**Aim of the exercise:** Scan the material and copy every line in which "JSON" appears.

**Provided data:**

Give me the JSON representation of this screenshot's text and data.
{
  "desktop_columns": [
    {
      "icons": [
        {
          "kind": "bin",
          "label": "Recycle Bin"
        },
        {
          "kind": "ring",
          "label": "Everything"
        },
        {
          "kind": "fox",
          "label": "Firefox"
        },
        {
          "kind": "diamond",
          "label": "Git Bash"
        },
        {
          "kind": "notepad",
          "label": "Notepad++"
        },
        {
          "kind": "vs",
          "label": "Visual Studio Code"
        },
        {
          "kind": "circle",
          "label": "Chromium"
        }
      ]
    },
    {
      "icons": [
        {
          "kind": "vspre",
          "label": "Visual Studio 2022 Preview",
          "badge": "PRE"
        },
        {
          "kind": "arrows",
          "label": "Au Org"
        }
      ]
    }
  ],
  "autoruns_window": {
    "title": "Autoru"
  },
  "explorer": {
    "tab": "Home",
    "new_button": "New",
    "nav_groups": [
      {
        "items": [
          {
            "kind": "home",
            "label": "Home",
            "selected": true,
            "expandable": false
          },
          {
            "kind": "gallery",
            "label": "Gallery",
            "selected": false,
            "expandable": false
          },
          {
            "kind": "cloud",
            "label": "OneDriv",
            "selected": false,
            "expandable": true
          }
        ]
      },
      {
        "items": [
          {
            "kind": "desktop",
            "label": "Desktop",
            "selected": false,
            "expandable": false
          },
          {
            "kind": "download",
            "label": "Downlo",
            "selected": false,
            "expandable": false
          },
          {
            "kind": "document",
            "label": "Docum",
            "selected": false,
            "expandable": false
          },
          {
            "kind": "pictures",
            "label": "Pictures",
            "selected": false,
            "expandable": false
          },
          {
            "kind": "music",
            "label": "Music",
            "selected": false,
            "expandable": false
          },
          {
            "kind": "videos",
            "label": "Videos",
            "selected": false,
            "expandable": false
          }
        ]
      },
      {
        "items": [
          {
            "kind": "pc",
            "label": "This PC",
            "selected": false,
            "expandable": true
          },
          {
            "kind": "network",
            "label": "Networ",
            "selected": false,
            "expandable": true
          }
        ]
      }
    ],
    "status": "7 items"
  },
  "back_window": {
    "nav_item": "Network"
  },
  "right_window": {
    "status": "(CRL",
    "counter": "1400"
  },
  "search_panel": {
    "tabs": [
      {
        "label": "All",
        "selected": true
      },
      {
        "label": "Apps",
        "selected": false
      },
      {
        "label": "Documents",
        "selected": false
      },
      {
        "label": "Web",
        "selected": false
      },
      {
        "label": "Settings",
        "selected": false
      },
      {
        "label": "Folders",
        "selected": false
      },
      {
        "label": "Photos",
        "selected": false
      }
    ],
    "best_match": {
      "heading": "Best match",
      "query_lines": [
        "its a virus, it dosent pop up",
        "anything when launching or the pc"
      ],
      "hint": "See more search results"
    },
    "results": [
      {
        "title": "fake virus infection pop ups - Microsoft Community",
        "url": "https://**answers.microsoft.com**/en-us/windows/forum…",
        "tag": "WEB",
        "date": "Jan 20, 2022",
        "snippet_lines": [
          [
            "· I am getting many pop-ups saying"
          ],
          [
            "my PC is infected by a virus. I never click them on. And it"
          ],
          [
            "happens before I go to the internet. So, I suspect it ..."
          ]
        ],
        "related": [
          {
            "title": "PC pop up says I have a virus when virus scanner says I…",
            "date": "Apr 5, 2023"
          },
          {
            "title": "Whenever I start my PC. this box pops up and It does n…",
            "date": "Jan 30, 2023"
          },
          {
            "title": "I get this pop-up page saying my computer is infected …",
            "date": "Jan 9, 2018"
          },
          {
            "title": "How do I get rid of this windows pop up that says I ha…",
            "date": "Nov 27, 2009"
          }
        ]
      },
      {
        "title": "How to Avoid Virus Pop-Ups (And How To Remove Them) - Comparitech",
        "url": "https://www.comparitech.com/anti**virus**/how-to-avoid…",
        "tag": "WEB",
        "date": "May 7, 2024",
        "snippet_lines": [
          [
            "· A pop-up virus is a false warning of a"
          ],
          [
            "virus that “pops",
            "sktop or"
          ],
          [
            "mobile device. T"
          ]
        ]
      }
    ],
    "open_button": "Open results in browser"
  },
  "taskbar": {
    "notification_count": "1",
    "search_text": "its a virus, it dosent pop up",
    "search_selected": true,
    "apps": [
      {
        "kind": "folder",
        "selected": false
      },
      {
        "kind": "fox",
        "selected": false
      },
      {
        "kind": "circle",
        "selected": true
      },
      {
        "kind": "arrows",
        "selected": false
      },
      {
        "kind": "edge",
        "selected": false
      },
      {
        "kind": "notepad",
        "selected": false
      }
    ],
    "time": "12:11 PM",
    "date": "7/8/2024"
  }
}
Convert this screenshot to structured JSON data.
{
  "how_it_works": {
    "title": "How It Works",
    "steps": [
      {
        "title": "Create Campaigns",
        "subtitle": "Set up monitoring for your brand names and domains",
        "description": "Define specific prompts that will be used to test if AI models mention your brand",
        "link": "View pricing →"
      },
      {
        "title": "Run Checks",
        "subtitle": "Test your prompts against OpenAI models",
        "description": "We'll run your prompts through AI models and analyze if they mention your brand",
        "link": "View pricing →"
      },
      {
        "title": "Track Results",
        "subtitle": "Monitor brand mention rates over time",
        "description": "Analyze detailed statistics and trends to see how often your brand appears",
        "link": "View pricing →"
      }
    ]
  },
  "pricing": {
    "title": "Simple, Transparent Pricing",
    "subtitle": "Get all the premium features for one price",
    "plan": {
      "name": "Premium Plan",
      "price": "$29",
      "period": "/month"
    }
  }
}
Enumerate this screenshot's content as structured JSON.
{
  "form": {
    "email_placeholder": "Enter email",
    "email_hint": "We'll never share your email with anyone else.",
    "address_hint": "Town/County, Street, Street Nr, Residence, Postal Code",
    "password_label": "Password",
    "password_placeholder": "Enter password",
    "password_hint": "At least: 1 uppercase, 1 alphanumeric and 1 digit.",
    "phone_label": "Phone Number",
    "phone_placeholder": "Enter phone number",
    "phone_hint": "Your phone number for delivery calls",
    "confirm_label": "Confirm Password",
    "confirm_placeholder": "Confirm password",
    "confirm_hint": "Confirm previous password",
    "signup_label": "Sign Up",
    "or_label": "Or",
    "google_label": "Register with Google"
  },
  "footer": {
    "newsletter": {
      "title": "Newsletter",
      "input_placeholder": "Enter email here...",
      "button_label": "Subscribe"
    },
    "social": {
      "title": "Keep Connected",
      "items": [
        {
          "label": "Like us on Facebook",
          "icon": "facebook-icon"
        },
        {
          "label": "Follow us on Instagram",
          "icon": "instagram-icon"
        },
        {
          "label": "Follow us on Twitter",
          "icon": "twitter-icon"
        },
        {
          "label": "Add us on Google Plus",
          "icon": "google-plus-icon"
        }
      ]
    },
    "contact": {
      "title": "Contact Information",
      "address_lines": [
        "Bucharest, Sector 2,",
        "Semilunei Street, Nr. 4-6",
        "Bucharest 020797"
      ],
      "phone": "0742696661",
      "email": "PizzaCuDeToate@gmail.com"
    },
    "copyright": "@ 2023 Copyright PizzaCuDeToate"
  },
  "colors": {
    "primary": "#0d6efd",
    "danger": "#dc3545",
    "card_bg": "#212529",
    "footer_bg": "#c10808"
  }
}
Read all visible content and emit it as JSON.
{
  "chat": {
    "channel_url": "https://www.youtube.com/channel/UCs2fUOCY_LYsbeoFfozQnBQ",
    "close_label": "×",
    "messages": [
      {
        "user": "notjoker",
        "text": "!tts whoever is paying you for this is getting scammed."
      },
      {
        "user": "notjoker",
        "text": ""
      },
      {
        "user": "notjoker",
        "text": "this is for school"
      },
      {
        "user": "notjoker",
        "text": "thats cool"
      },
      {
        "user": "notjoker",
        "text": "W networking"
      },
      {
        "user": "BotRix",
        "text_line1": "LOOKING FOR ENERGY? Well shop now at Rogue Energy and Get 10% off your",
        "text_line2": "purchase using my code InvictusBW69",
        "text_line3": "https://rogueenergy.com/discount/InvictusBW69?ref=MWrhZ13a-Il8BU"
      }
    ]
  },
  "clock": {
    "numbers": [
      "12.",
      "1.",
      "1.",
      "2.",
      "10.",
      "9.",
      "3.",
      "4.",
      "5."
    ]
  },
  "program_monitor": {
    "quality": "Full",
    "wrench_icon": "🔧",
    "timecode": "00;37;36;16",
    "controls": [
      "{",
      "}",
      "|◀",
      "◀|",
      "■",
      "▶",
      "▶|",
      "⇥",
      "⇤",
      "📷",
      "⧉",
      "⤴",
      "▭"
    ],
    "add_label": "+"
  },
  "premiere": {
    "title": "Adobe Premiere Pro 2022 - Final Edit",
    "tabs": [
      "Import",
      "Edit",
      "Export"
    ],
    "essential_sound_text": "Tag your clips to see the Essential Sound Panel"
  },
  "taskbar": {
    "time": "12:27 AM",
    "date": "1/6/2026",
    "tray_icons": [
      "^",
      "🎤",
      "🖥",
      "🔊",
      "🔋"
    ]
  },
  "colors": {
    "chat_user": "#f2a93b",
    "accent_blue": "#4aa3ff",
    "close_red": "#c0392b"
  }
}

**Solved problem:**
Give me the JSON representation of this screenshot's text and data.
Convert this screenshot to structured JSON data.
Enumerate this screenshot's content as structured JSON.
Read all visible content and emit it as JSON.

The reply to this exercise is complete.